They had boats and knew everything about locks and irrigation.
Stonehenge? I think that's a different matter.
But the weapon manufacturers would have to look elsewhere for their software.
And the implications for such a law would go much further than OpenSource software.
It would be valid for any commercially developed software too.
I would be very surprised if the US government would pass a law to contradict the software industry to such an extend!
But I guess it's a valid point and something to be taken into consideration when drafting such a GPLv4.
Also don't forget that the GPLv4 goes a lot further than only the US...
For that reason we ask people to release the changes to the code back to our collection of software which provides more freedom.
While certain companies are concerned about competitors getting to see their code, the disadvantages are much less important than the advantages of being able to stand on the shoulders of the giants in the opensource community.

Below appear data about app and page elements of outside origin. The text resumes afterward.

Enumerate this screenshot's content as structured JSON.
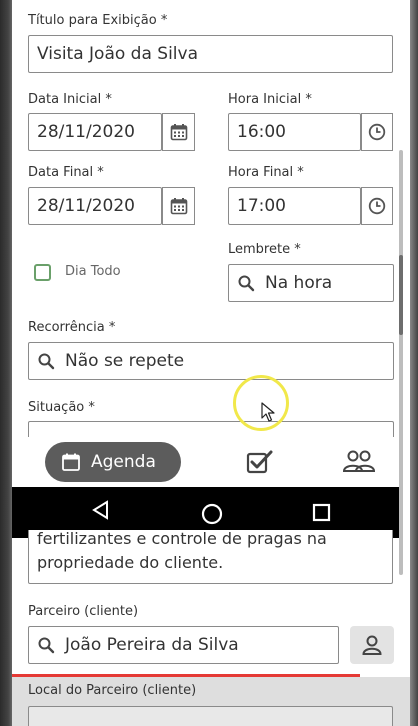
{
  "form": {
    "display_title_label": "Título para Exibição *",
    "display_title_value": "Visita João da Silva",
    "start_date_label": "Data Inicial *",
    "start_date_value": "28/11/2020",
    "start_time_label": "Hora Inicial *",
    "start_time_value": "16:00",
    "end_date_label": "Data Final *",
    "end_date_value": "28/11/2020",
    "end_time_label": "Hora Final *",
    "end_time_value": "17:00",
    "all_day_label": "Dia Todo",
    "all_day_checked": false,
    "reminder_label": "Lembrete *",
    "reminder_value": "Na hora",
    "recurrence_label": "Recorrência *",
    "recurrence_value": "Não se repete",
    "status_label": "Situação *",
    "description_line1": "fertilizantes e controle de pragas na",
    "description_line2": "propriedade do cliente.",
    "partner_label": "Parceiro (cliente)",
    "partner_value": "João Pereira da Silva",
    "partner_location_label": "Local do Parceiro (cliente)"
  },
  "bottom_nav": {
    "agenda_label": "Agenda",
    "items": [
      "calendar-icon",
      "checkbox-icon",
      "people-icon"
    ]
  },
  "system_nav": [
    "back-icon",
    "home-icon",
    "recents-icon"
  ],
  "colors": {
    "accent_pill": "#5c5c5c",
    "checkbox_border": "#6aa06a",
    "highlight_line": "#e53935",
    "cursor_ring": "#f1e84a"
  }
}
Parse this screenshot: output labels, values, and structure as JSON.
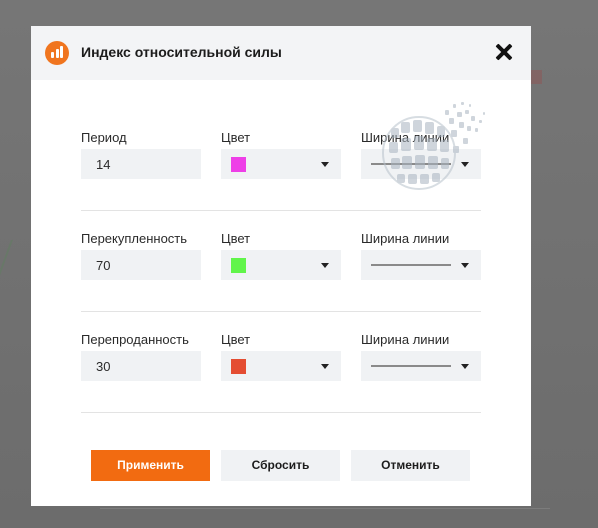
{
  "dialog": {
    "title": "Индекс относительной силы",
    "logo_icon": "bar-chart-icon",
    "close_icon": "close-icon"
  },
  "sections": [
    {
      "label": "Период",
      "value": "14",
      "color_label": "Цвет",
      "color": "#ee3fe7",
      "width_label": "Ширина линии"
    },
    {
      "label": "Перекупленность",
      "value": "70",
      "color_label": "Цвет",
      "color": "#61f54a",
      "width_label": "Ширина линии"
    },
    {
      "label": "Перепроданность",
      "value": "30",
      "color_label": "Цвет",
      "color": "#e44d32",
      "width_label": "Ширина линии"
    }
  ],
  "buttons": {
    "apply": "Применить",
    "reset": "Сбросить",
    "cancel": "Отменить"
  },
  "colors": {
    "accent": "#f26b11",
    "header_bg": "#f3f4f6",
    "field_bg": "#f0f2f4"
  }
}
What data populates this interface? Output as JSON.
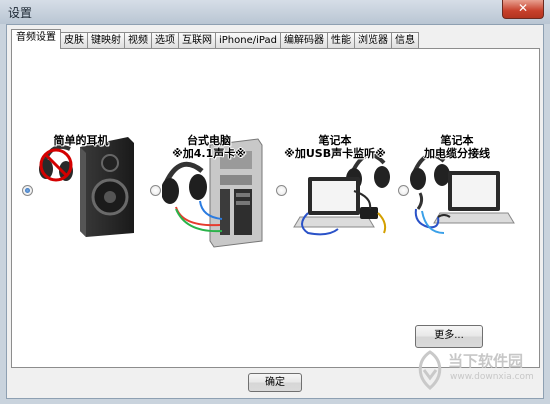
{
  "window": {
    "title": "设置",
    "close_glyph": "✕"
  },
  "tabs": [
    {
      "label": "音频设置",
      "active": true
    },
    {
      "label": "皮肤"
    },
    {
      "label": "键映射"
    },
    {
      "label": "视频"
    },
    {
      "label": "选项"
    },
    {
      "label": "互联网"
    },
    {
      "label": "iPhone/iPad"
    },
    {
      "label": "编解码器"
    },
    {
      "label": "性能"
    },
    {
      "label": "浏览器"
    },
    {
      "label": "信息"
    }
  ],
  "audio_options": [
    {
      "label": "简单的耳机",
      "selected": true,
      "icon": "headphone-speaker-icon"
    },
    {
      "label_line1": "台式电脑",
      "label_line2": "※加4.1声卡※",
      "selected": false,
      "icon": "desktop-pc-headphone-icon"
    },
    {
      "label_line1": "笔记本",
      "label_line2": "※加USB声卡监听※",
      "selected": false,
      "icon": "laptop-usb-headphone-icon"
    },
    {
      "label_line1": "笔记本",
      "label_line2": "加电缆分接线",
      "selected": false,
      "icon": "laptop-splitter-headphone-icon"
    }
  ],
  "more_button": "更多...",
  "ok_button": "确定",
  "watermark": {
    "name": "当下软件园",
    "url": "www.downxia.com"
  }
}
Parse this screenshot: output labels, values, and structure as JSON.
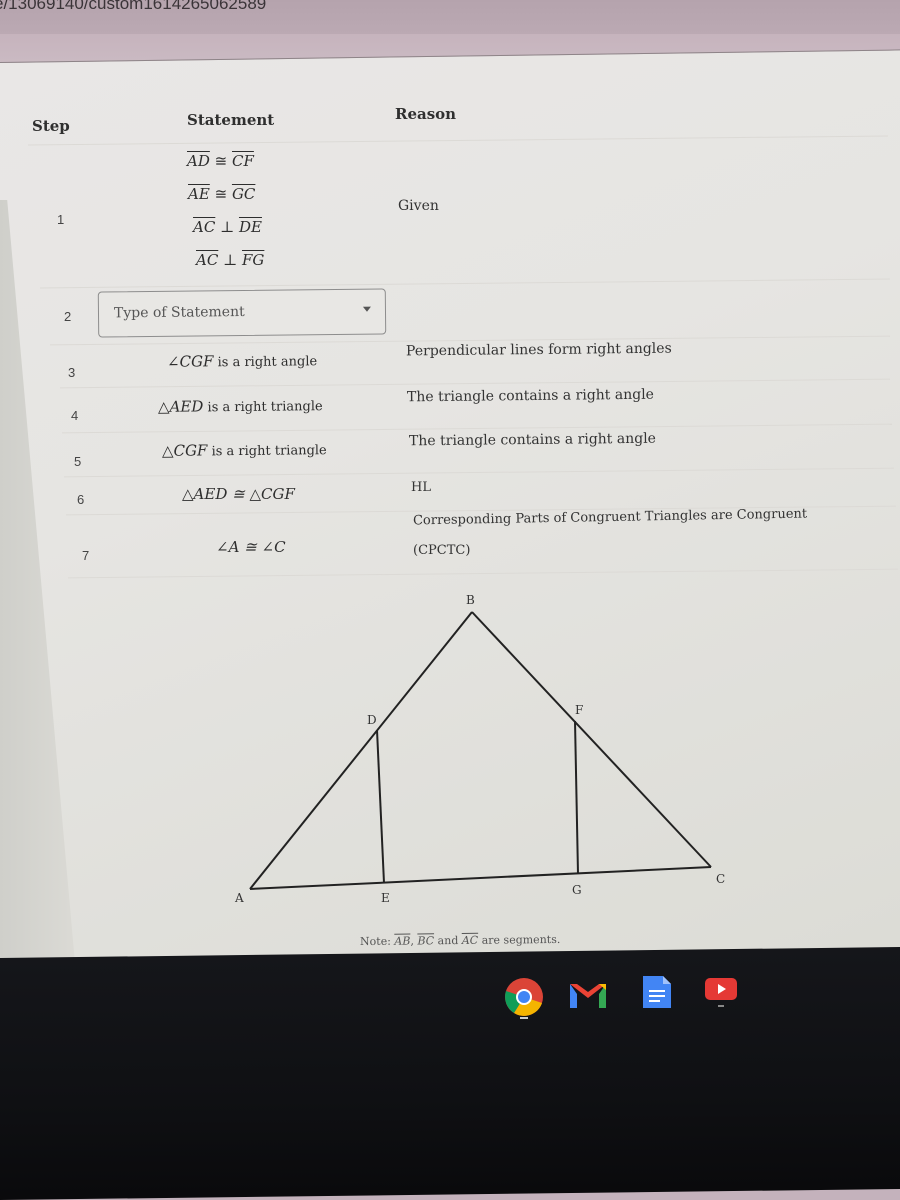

We limit the freedom of people who want to use our code without giving back, so we can ensure a future in which we can access data without having to depend on one company. Together we are building that future.
Yet we see that our code is being used for mass surveillance.
To snoop upon all our communications.
To invade our privacy.
To datamine our meta-data and to possibly make far-reaching conclusions.
And to build weapons of mass destruction.
I don't want to contribute to such a future.
Certain freedoms have to be limited to protect our interests and preserve our own freedoms and even our privacy.
Just as the current license is very good respected, and for certain embedded applications the GPLv3 is avoided, they would certainly not want to risk any software license violation.
And I hope it will stay that way.
At least in my country most of the intelligent Linux developers don't want to work for the weapons manufacturer. So they build less good soft/hardware as they could have otherwise.
Just like good developers don't want to work for Microsoft, because who wants to be associated with that?
The key thing is that I don't want to personally decide what is 'evil' and what is not.
But we are doing that right now with the GPLv3 already.
I believe that the EFF has a wonderful opportunity there to form a committee to make that definition and implement it legally.
And if they would use it, at least we could sue them...
My bet is they would not. And that they would have to rely upon outdated crappy software. Or pay a lot more for their software development.
Or just use software with older versions of the GPL only.
I guess that's a valid debate.
And it will still be possible to make them without our software...
I just don't want to have helped them!
We make software because of that warm fuzzy feeling. Not to know that it contributes to killing people (from whatever country).
I don't want to be part of the evil masterplans of those basards.
Currently 'patent protection' is defined as evil. But I think most of us agree there are more fundamental evil for which our software can be used...
Wake up RMS!
Whatever license, as long as it's OSI approved.
And I can't resist to post a link to our press release done today.
"Well hello there Charlie Brown, you blockhead." -- Lucy Van Pelt